### Element data from apps and pages:
BEGIN

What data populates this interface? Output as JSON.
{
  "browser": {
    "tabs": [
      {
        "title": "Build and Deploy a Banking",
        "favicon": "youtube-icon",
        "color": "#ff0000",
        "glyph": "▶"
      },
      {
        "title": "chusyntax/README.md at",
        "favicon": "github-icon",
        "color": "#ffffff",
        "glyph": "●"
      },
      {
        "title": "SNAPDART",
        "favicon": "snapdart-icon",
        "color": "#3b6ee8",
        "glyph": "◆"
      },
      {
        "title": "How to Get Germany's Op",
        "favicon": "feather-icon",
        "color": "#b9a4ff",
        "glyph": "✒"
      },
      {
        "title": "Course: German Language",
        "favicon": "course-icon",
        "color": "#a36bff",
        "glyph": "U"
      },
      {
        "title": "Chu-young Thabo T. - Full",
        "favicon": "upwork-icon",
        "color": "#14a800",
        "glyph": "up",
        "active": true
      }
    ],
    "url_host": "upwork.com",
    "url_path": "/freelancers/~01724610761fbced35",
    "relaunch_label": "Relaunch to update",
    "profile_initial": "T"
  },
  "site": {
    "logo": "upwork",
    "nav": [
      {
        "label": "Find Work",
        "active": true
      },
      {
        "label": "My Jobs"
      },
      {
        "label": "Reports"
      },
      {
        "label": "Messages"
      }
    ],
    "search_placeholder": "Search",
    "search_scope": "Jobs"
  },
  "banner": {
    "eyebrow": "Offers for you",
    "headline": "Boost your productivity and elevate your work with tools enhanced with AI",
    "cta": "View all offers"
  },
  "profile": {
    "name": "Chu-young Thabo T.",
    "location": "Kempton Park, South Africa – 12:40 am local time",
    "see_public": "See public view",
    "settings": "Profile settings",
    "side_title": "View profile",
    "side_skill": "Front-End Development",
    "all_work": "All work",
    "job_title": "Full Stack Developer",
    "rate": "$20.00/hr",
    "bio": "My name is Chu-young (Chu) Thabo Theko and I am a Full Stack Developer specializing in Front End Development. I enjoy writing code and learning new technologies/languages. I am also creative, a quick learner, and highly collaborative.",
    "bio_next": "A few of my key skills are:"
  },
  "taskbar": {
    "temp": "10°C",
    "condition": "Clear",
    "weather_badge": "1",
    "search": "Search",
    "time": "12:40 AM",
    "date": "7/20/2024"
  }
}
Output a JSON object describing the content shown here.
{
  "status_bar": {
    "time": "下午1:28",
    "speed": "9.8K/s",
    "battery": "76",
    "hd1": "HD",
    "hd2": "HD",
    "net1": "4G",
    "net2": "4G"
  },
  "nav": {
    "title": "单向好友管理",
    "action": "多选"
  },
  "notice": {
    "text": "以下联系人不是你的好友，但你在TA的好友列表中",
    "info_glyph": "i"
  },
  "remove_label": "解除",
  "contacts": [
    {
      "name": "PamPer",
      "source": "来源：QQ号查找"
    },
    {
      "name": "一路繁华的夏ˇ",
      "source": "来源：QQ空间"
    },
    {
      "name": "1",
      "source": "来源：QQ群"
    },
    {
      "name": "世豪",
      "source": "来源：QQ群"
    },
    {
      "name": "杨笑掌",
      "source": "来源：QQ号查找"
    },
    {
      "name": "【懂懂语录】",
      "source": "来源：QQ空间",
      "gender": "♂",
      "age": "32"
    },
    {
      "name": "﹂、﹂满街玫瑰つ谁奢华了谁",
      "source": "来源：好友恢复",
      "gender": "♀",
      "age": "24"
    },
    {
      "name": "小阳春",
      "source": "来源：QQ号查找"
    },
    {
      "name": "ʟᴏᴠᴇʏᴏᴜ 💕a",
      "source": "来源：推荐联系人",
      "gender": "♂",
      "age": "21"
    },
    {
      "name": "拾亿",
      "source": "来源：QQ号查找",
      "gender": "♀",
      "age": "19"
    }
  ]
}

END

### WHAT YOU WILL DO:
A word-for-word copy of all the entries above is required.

### SOLVED PROBLEM:
What data populates this interface? Output as JSON.
{
  "browser": {
    "tabs": [
      {
        "title": "Build and Deploy a Banking",
        "favicon": "youtube-icon",
        "color": "#ff0000",
        "glyph": "▶"
      },
      {
        "title": "chusyntax/README.md at",
        "favicon": "github-icon",
        "color": "#ffffff",
        "glyph": "●"
      },
      {
        "title": "SNAPDART",
        "favicon": "snapdart-icon",
        "color": "#3b6ee8",
        "glyph": "◆"
      },
      {
        "title": "How to Get Germany's Op",
        "favicon": "feather-icon",
        "color": "#b9a4ff",
        "glyph": "✒"
      },
      {
        "title": "Course: German Language",
        "favicon": "course-icon",
        "color": "#a36bff",
        "glyph": "U"
      },
      {
        "title": "Chu-young Thabo T. - Full",
        "favicon": "upwork-icon",
        "color": "#14a800",
        "glyph": "up",
        "active": true
      }
    ],
    "url_host": "upwork.com",
    "url_path": "/freelancers/~01724610761fbced35",
    "relaunch_label": "Relaunch to update",
    "profile_initial": "T"
  },
  "site": {
    "logo": "upwork",
    "nav": [
      {
        "label": "Find Work",
        "active": true
      },
      {
        "label": "My Jobs"
      },
      {
        "label": "Reports"
      },
      {
        "label": "Messages"
      }
    ],
    "search_placeholder": "Search",
    "search_scope": "Jobs"
  },
  "banner": {
    "eyebrow": "Offers for you",
    "headline": "Boost your productivity and elevate your work with tools enhanced with AI",
    "cta": "View all offers"
  },
  "profile": {
    "name": "Chu-young Thabo T.",
    "location": "Kempton Park, South Africa – 12:40 am local time",
    "see_public": "See public view",
    "settings": "Profile settings",
    "side_title": "View profile",
    "side_skill": "Front-End Development",
    "all_work": "All work",
    "job_title": "Full Stack Developer",
    "rate": "$20.00/hr",
    "bio": "My name is Chu-young (Chu) Thabo Theko and I am a Full Stack Developer specializing in Front End Development. I enjoy writing code and learning new technologies/languages. I am also creative, a quick learner, and highly collaborative.",
    "bio_next": "A few of my key skills are:"
  },
  "taskbar": {
    "temp": "10°C",
    "condition": "Clear",
    "weather_badge": "1",
    "search": "Search",
    "time": "12:40 AM",
    "date": "7/20/2024"
  }
}
Output a JSON object describing the content shown here.
{
  "status_bar": {
    "time": "下午1:28",
    "speed": "9.8K/s",
    "battery": "76",
    "hd1": "HD",
    "hd2": "HD",
    "net1": "4G",
    "net2": "4G"
  },
  "nav": {
    "title": "单向好友管理",
    "action": "多选"
  },
  "notice": {
    "text": "以下联系人不是你的好友，但你在TA的好友列表中",
    "info_glyph": "i"
  },
  "remove_label": "解除",
  "contacts": [
    {
      "name": "PamPer",
      "source": "来源：QQ号查找"
    },
    {
      "name": "一路繁华的夏ˇ",
      "source": "来源：QQ空间"
    },
    {
      "name": "1",
      "source": "来源：QQ群"
    },
    {
      "name": "世豪",
      "source": "来源：QQ群"
    },
    {
      "name": "杨笑掌",
      "source": "来源：QQ号查找"
    },
    {
      "name": "【懂懂语录】",
      "source": "来源：QQ空间",
      "gender": "♂",
      "age": "32"
    },
    {
      "name": "﹂、﹂满街玫瑰つ谁奢华了谁",
      "source": "来源：好友恢复",
      "gender": "♀",
      "age": "24"
    },
    {
      "name": "小阳春",
      "source": "来源：QQ号查找"
    },
    {
      "name": "ʟᴏᴠᴇʏᴏᴜ 💕a",
      "source": "来源：推荐联系人",
      "gender": "♂",
      "age": "21"
    },
    {
      "name": "拾亿",
      "source": "来源：QQ号查找",
      "gender": "♀",
      "age": "19"
    }
  ]
}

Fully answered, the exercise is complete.